While in New Zealand recently, I checked off what is probably the most stereotypical bucket-list item.
Skydiving was always something that I’d written off as too extreme for me. But I’d said the same thing about bungee jumping, and I’d managed to survive that on my first attempt a couple years ago. Now I would have to man up and throw myself out of a plane.
The location was Paihia, a sleepy tourist town in the far north of New Zealand, situated on the exceedingly lovely Bay of Islands. I signed up for a jump with one of the two big skydive companies based there. I had the option of jumping from a height of 8,000; 12,000; or 16,500 feet, with a hundred dollar-price difference with each increase in height. I chose 12,000 as a happy medium.
I didn’t feel terribly nervous the morning of the jump; it was still too unreal. A friendly Japanese guy picked me up in town and drove me out to the drop site, at an airstrip a few minutes drive out of town. I asked him if he had jumped before, and he laughed and said, “No, no, definitely not.” Upon arriving I signed a waiver releasing the company from liability in the event of my death. They did claim that no one had ever died on one of their jumps.
Going into the hangar to wait for my turn, I was somewhat reassured. The company seemed to have a pretty well rehearsed operation, serving dozens of tourists every day. The people lined up to jump before me were some Scandinavian teenagers and some old Dutch ladies. I figured if they could do it, I could do it. Eventually my turn came, and I suited up.
When I’d first considered going skydiving, my main concern was not knowing when to pull the cord. Never having done it before, disoriented from freefall, how would I know when to open the chute? I felt pretty sheepish when I found out that the first jump is almost always a “tandem” jump, where the first-timer is attached to an instructor who wears and controls the parachute. You’re still jumping out of an airplane, but you don’t have to worry about messing anything up. You’re just along for the ride.
My instructor was a reserved Kiwi guy named Glenn, and once the gear was ready we hopped into the back of a very tiny propeller airplane and took off.
As we climbed higher and higher, the promised beautiful view certainly did deliver. The Bay of Islands looks even more stunning en route to 12,000 feet. The brilliant blue of the curved inlet is majestically dotted with dozens of small rocky islands.
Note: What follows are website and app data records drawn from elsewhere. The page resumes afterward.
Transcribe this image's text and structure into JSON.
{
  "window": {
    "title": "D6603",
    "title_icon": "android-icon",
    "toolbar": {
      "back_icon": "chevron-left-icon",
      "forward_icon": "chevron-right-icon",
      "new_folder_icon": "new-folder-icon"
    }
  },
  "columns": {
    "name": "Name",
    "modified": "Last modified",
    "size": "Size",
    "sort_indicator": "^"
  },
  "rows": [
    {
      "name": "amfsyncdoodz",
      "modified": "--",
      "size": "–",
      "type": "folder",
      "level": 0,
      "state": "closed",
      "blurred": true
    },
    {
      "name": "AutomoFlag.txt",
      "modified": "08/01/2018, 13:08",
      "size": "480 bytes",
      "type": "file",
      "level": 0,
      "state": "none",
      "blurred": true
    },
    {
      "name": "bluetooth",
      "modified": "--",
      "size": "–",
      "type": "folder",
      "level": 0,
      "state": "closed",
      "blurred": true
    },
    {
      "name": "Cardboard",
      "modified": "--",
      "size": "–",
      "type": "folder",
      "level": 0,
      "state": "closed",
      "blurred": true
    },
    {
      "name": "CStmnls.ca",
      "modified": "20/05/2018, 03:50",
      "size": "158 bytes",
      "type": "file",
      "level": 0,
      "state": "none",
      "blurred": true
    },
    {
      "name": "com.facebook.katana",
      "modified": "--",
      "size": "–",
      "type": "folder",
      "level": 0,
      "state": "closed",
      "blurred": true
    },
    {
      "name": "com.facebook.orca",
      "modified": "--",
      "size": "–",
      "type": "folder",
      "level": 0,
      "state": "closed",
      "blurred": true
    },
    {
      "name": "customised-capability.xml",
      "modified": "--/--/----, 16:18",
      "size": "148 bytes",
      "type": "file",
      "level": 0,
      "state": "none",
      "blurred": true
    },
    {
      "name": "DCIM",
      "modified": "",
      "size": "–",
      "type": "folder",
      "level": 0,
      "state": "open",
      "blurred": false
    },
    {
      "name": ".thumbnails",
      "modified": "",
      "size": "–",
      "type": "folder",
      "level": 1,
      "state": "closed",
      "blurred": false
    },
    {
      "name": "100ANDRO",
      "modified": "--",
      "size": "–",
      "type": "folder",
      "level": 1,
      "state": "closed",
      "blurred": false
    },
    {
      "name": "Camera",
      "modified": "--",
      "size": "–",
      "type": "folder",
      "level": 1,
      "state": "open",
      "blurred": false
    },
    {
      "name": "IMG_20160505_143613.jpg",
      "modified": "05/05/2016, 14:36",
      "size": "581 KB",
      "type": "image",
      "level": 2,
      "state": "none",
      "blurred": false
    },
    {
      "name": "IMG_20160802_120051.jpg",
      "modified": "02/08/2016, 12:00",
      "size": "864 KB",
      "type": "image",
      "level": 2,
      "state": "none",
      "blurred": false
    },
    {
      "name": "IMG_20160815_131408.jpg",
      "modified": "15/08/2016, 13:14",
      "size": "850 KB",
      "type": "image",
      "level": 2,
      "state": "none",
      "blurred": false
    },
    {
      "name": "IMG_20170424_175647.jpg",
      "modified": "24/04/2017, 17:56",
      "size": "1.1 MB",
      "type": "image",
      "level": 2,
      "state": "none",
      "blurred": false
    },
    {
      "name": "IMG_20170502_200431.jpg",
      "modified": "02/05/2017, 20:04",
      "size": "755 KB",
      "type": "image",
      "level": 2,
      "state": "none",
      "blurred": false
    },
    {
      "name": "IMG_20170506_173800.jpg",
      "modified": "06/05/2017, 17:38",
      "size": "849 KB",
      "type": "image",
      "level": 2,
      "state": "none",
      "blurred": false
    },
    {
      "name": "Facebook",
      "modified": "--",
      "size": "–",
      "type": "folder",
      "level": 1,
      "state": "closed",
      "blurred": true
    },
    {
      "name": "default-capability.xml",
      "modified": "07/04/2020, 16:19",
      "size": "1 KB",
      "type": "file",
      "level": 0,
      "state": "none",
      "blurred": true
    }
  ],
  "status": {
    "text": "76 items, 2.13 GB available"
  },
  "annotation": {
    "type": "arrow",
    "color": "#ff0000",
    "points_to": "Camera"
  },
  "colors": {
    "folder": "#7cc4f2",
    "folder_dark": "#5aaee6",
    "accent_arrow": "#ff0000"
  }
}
However, I had trouble fully appreciating this gorgeous view due to the terror in my gut, rising in tandem with each additional foot that the plane climbed into the sky. My mind kicked in with wild, anxious thoughts. Why the hell did I think this was a good idea? I can’t do it, I just can’t. There’s no way I can bring myself to jump. But I can’t turn back now. No, I’ll tell them I can’t do it; they’ll turn the plane around. They can keep the money, I don’t give a damn.
These thoughts continued to race through my head as Glenn called me over to strap us together. He yelled over the roar of the plane’s engines, “When I open the door, slide forward and hang your legs over the edge. Then when I say go, jump out!” I nodded calmly, but inside my fear was in overdrive. This overdrive increased to warp speed as I sat perched on the edge, my legs dangling 12,000 feet above ground.
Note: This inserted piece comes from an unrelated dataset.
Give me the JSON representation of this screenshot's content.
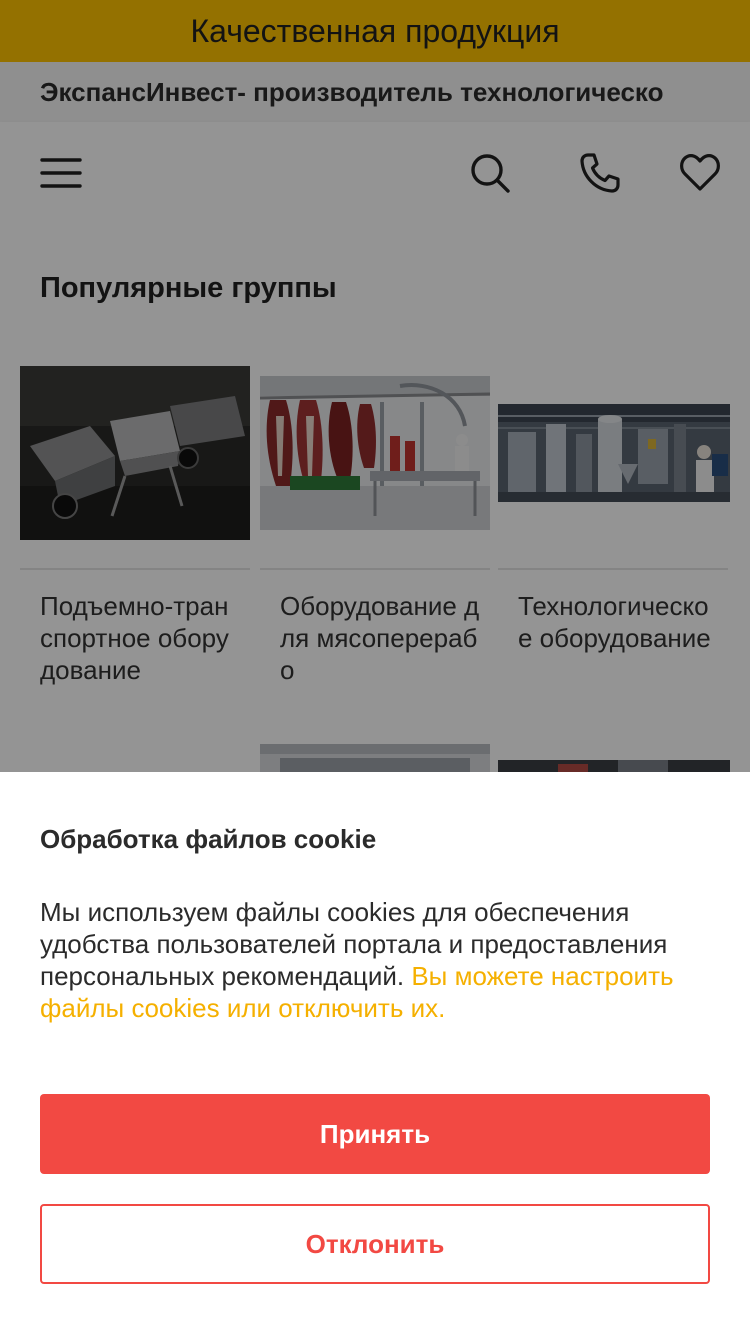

The first few seconds were total disorientation. We were flipping over and twisting around in the air. Then suddenly I was facing down, looking at the world far below. It was much different than I’d expected. It was all so unreal, the ground was so far away that I couldn’t imagine hitting it. Instead of a terrifying fall, I felt like I was floating through the air. It was magical.
I spread my arms like Superman, and began laughing with glee. I drank in the beautiful view of the Bay of Islands, soaring majestically through time and space. The forty seconds of freefall that I had so dreaded were over far too quickly, and it was with disappointment that I felt the opening of the parachute that would save me from death.
It was a long, pleasant descent in the parachute, allowing even more time to enjoy the view. But it was nothing compared to the rush of excitement that was the freefall.
To my mind, skydiving represents a near perfect allegory to facing fears in everyday life. It is something that nearly everyone is terrified of doing. Just mention skydiving, and many people shudder and say, “I would never try it!”
The scariest part of skydiving is thinking about it, waking up to it, driving to the site, getting in the plane. The absolute most terrifying part is that slow plane ride up, as the moment of truth inches excruciatingly closer and closer.
Then comes the jump…and what an amazing rush it is. Nearly all who do it leave the plane with smiles on their faces, having gone toe-to-toe with gravity and won. Having faced down their fears and emerged victorious.
How many times in life have I turned the plane around before making the jump? How many times have I told myself that I couldn’t do it, that I was too afraid?
Sometimes taking the plunge can be terrifying, and everything inside of us is screaming to run away to a safe, quiet place. But push through those feelings, and live forever as a champion.